### TASK TO CARRY OUT
The response should be an exact copy of the records, with the pictures removed.
----- EXERCISE INPUTS -----
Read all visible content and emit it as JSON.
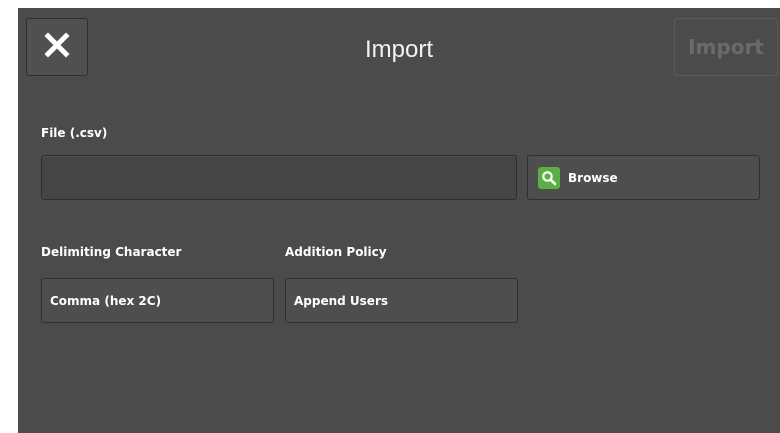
{
  "header": {
    "title": "Import",
    "close_icon": "close-icon",
    "import_label": "Import"
  },
  "file": {
    "label": "File (.csv)",
    "value": "",
    "browse_label": "Browse",
    "browse_icon": "search-icon",
    "browse_icon_color": "#5bb045"
  },
  "delimiter": {
    "label": "Delimiting Character",
    "value": "Comma (hex 2C)"
  },
  "policy": {
    "label": "Addition Policy",
    "value": "Append Users"
  }
}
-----
### SOLUTION FOR THIS PROBLEM
Read all visible content and emit it as JSON.
{
  "header": {
    "title": "Import",
    "close_icon": "close-icon",
    "import_label": "Import"
  },
  "file": {
    "label": "File (.csv)",
    "value": "",
    "browse_label": "Browse",
    "browse_icon": "search-icon",
    "browse_icon_color": "#5bb045"
  },
  "delimiter": {
    "label": "Delimiting Character",
    "value": "Comma (hex 2C)"
  },
  "policy": {
    "label": "Addition Policy",
    "value": "Append Users"
  }
}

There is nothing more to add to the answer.